Aim of the task:
This exercise asks for an exact copy of every entry below, with pictures omitted.

Task material:

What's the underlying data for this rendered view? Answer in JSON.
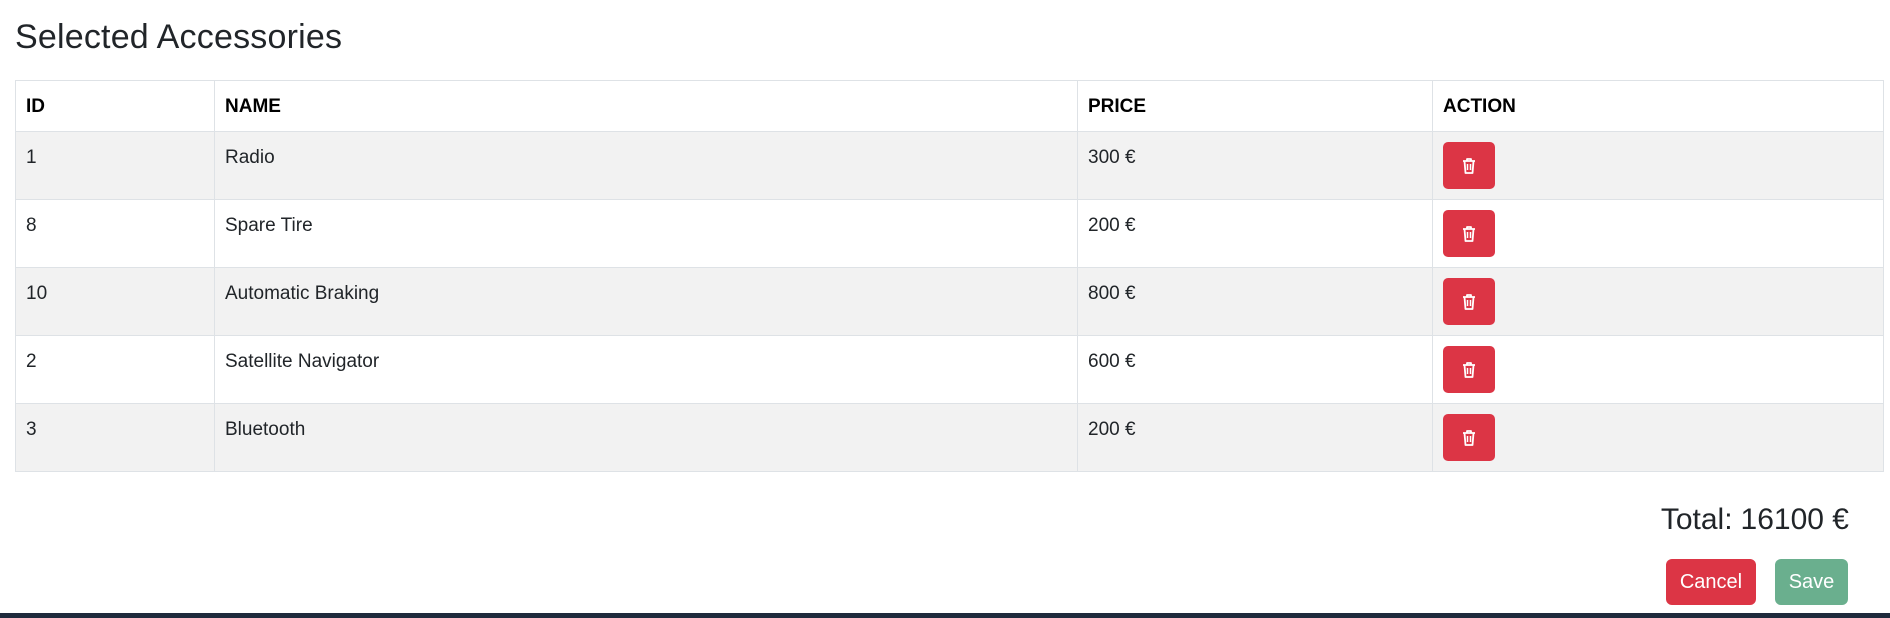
{
  "page": {
    "title": "Selected Accessories"
  },
  "table": {
    "headers": {
      "id": "ID",
      "name": "NAME",
      "price": "PRICE",
      "action": "ACTION"
    },
    "rows": [
      {
        "id": "1",
        "name": "Radio",
        "price": "300 €",
        "action_icon": "trash-icon"
      },
      {
        "id": "8",
        "name": "Spare Tire",
        "price": "200 €",
        "action_icon": "trash-icon"
      },
      {
        "id": "10",
        "name": "Automatic Braking",
        "price": "800 €",
        "action_icon": "trash-icon"
      },
      {
        "id": "2",
        "name": "Satellite Navigator",
        "price": "600 €",
        "action_icon": "trash-icon"
      },
      {
        "id": "3",
        "name": "Bluetooth",
        "price": "200 €",
        "action_icon": "trash-icon"
      }
    ]
  },
  "summary": {
    "total_label": "Total:",
    "total_value": "16100 €"
  },
  "buttons": {
    "cancel_label": "Cancel",
    "save_label": "Save"
  },
  "colors": {
    "danger": "#dc3545",
    "success_muted": "#6aaf8e",
    "stripe": "#f2f2f2",
    "footer_bar": "#1f2a3c"
  }
}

Written response:
What's the underlying data for this rendered view? Answer in JSON.
{
  "page": {
    "title": "Selected Accessories"
  },
  "table": {
    "headers": {
      "id": "ID",
      "name": "NAME",
      "price": "PRICE",
      "action": "ACTION"
    },
    "rows": [
      {
        "id": "1",
        "name": "Radio",
        "price": "300 €",
        "action_icon": "trash-icon"
      },
      {
        "id": "8",
        "name": "Spare Tire",
        "price": "200 €",
        "action_icon": "trash-icon"
      },
      {
        "id": "10",
        "name": "Automatic Braking",
        "price": "800 €",
        "action_icon": "trash-icon"
      },
      {
        "id": "2",
        "name": "Satellite Navigator",
        "price": "600 €",
        "action_icon": "trash-icon"
      },
      {
        "id": "3",
        "name": "Bluetooth",
        "price": "200 €",
        "action_icon": "trash-icon"
      }
    ]
  },
  "summary": {
    "total_label": "Total:",
    "total_value": "16100 €"
  },
  "buttons": {
    "cancel_label": "Cancel",
    "save_label": "Save"
  },
  "colors": {
    "danger": "#dc3545",
    "success_muted": "#6aaf8e",
    "stripe": "#f2f2f2",
    "footer_bar": "#1f2a3c"
  }
}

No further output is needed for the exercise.